By Claire Anderson
When tensions are at their peak and victory is within grasp, Matt Chao has a crucial job. As his sailing crew’s helmsman, Chao has to keep his nerves steady as he edges his sailboat past the competition—often coming within inches of collision. He must trust his instincts because he can’t see the boats he is racing. Chao is blind.
“What I lack in vision is what I make up for in gut instinct,” Chao said.
Chao is one of many blind athletes who are finding new arenas for competition on the high seas, hunting grounds and ski slopes, even in the open sky. In recent decades, a host of organizations like Blind Sailing International and the American Blind Skiing Association are helping people like Chao pursue their sport of choice, from tandem cycling to skydiving.
The U.S. Association of Blind Athletes estimates that in the last 30 years it has helped more than 100,000 blind men and women become top athletes in their sporting field.
Athletes can participate in one of the association’s 11 sports. Some require special equipment, others do not.
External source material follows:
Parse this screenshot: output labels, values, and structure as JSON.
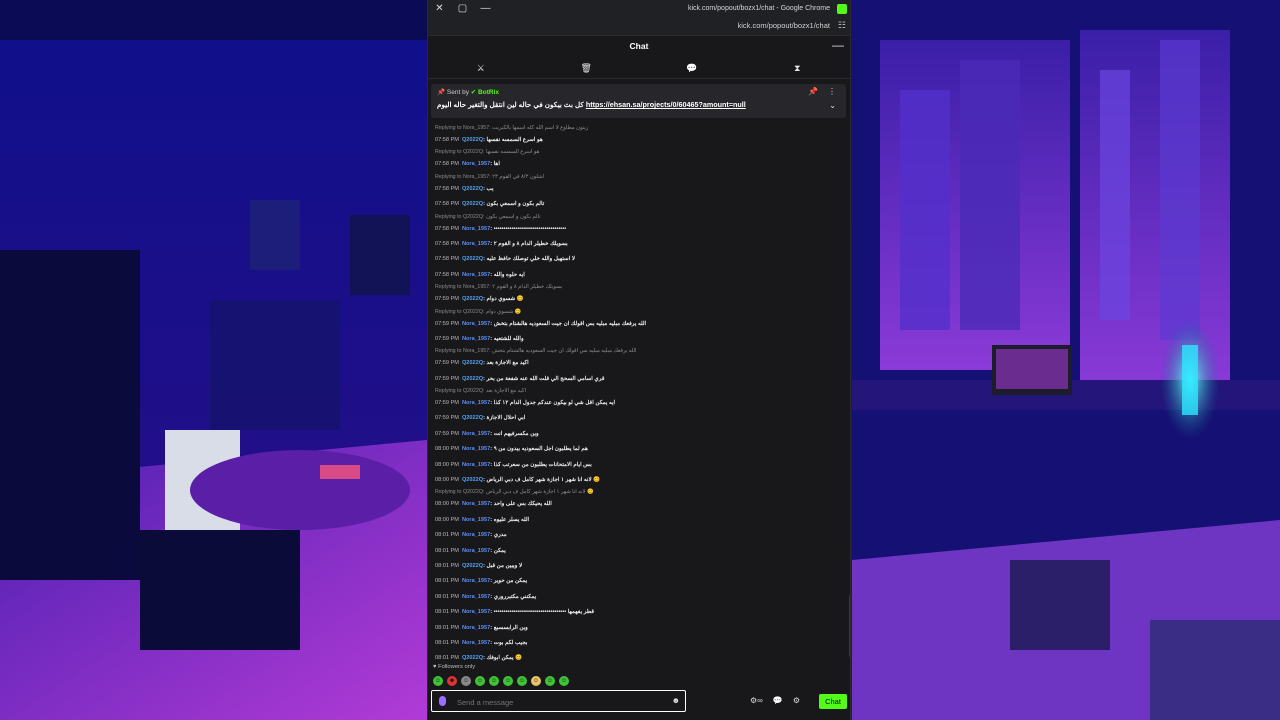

All that is needed for tandem cycling is good communication between the blind person and the sighted partner. Blind skiers may either listen to the voice commands of a guide signaling a turn or stop, or they may ski attached to the guide by holding hands or poles.
During his sailing season, Chao, who lives in Newton, Mass., practices at least twice a week for three hours at a time. His crew consists of another blind sailor and two sighted sailors whose roles are to plan the race’s tactics and intervene if there is an immediate danger of collision.
The key to a crew’s success is communication, Chao said. He must rely on all of his senses on the water. Chao determines how close the other boats are to him by listening to their movement through the water and the luff of their sails.
“It’s not 100 percent accurate, but I can hear whether we are keeping pace with them, passing them—hopefully—or whether they are passing us,” he said.
At the same time, Chao is thinking about how he will tack (turn the boat through the wind), round a weather mark or jibe (turning the boat downwind).
Chao, who was born premature, suffered a ruptured optic nerve after receiving too much oxygen in his incubator. Despite his disability, Chao says he has always been an active person, so he jumped at the chance to try sailing while in high school at the Perkins School for the Blind.
In the Montana wilderness, Jim Marks has also learned to rely on his own instincts and tune into his senses on the trail of elk. Marks, who grew up hunting, decided there was no reason to quit the sport after losing his sight at age 25 because of a genetic disorder.
He participates in every aspect of the hunt except actually pulling the trigger. Some blind hunters have learned to use a modified hunting rifle. The rifle allows a blind person to shoot while a sighted person aims and steadies the gun.
Marks doesn’t feel the rifle is accurate enough to kill a target on the first shot, which he considers a hunter’s duty. But, for Marks, shooting is only a small part of hunting.
A typical day of hunting for Marks involves walking miles in the steep and rugged Montana countryside.
“I use a pair of trekking poles for mobility,” Marks said. “My urban long white cane would not last five minutes in the kind of terrain where elk hunting happens.”
Others, like John Flemming of Colton, Calif., are pushing the limits of extreme sports for the blind. Fleming, 61, has jumped from planes more than 500 times since a degenerative eye disorder took his eyesight. When he does solo jumps, he relies on a two-way radio to tell him when to pull the parachute and where to land.
It has taken Chao years of practice to hone his sailing confidence. Now, his team’s skill level is such that they can compete against both blind and sighted sailors.
“They don’t give us any breaks,” Chao said. And that’s just how he likes it.